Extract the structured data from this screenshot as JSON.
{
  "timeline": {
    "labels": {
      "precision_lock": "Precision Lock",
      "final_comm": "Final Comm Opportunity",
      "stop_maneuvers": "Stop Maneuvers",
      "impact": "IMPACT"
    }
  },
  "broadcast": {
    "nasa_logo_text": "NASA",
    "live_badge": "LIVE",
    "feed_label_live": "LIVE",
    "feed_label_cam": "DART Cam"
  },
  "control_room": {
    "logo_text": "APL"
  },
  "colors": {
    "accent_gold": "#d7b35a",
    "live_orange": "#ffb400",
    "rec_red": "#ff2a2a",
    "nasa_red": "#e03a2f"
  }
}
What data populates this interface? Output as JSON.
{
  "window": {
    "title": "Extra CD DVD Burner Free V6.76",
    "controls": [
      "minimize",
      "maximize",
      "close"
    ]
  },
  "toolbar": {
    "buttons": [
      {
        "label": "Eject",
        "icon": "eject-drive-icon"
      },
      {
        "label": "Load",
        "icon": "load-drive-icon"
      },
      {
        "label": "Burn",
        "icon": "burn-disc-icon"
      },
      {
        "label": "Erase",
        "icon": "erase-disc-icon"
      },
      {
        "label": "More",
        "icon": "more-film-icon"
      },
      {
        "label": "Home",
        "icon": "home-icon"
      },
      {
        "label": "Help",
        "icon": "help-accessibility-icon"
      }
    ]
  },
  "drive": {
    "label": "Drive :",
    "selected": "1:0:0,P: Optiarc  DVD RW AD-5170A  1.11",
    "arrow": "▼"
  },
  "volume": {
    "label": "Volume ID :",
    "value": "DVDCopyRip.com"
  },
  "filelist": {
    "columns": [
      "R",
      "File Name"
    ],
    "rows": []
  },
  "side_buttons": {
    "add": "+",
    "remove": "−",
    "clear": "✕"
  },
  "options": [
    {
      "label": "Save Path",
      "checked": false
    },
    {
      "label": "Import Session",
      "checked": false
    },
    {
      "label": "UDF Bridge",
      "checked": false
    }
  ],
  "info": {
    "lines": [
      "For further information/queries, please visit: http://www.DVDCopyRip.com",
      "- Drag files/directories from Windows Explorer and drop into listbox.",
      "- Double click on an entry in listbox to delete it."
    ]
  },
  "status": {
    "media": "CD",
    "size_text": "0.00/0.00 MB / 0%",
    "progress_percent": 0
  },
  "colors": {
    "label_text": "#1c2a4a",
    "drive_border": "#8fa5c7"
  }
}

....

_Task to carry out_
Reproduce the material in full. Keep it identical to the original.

_Answer for this exercise_
Extract the structured data from this screenshot as JSON.
{
  "timeline": {
    "labels": {
      "precision_lock": "Precision Lock",
      "final_comm": "Final Comm Opportunity",
      "stop_maneuvers": "Stop Maneuvers",
      "impact": "IMPACT"
    }
  },
  "broadcast": {
    "nasa_logo_text": "NASA",
    "live_badge": "LIVE",
    "feed_label_live": "LIVE",
    "feed_label_cam": "DART Cam"
  },
  "control_room": {
    "logo_text": "APL"
  },
  "colors": {
    "accent_gold": "#d7b35a",
    "live_orange": "#ffb400",
    "rec_red": "#ff2a2a",
    "nasa_red": "#e03a2f"
  }
}
What data populates this interface? Output as JSON.
{
  "window": {
    "title": "Extra CD DVD Burner Free V6.76",
    "controls": [
      "minimize",
      "maximize",
      "close"
    ]
  },
  "toolbar": {
    "buttons": [
      {
        "label": "Eject",
        "icon": "eject-drive-icon"
      },
      {
        "label": "Load",
        "icon": "load-drive-icon"
      },
      {
        "label": "Burn",
        "icon": "burn-disc-icon"
      },
      {
        "label": "Erase",
        "icon": "erase-disc-icon"
      },
      {
        "label": "More",
        "icon": "more-film-icon"
      },
      {
        "label": "Home",
        "icon": "home-icon"
      },
      {
        "label": "Help",
        "icon": "help-accessibility-icon"
      }
    ]
  },
  "drive": {
    "label": "Drive :",
    "selected": "1:0:0,P: Optiarc  DVD RW AD-5170A  1.11",
    "arrow": "▼"
  },
  "volume": {
    "label": "Volume ID :",
    "value": "DVDCopyRip.com"
  },
  "filelist": {
    "columns": [
      "R",
      "File Name"
    ],
    "rows": []
  },
  "side_buttons": {
    "add": "+",
    "remove": "−",
    "clear": "✕"
  },
  "options": [
    {
      "label": "Save Path",
      "checked": false
    },
    {
      "label": "Import Session",
      "checked": false
    },
    {
      "label": "UDF Bridge",
      "checked": false
    }
  ],
  "info": {
    "lines": [
      "For further information/queries, please visit: http://www.DVDCopyRip.com",
      "- Drag files/directories from Windows Explorer and drop into listbox.",
      "- Double click on an entry in listbox to delete it."
    ]
  },
  "status": {
    "media": "CD",
    "size_text": "0.00/0.00 MB / 0%",
    "progress_percent": 0
  },
  "colors": {
    "label_text": "#1c2a4a",
    "drive_border": "#8fa5c7"
  }
}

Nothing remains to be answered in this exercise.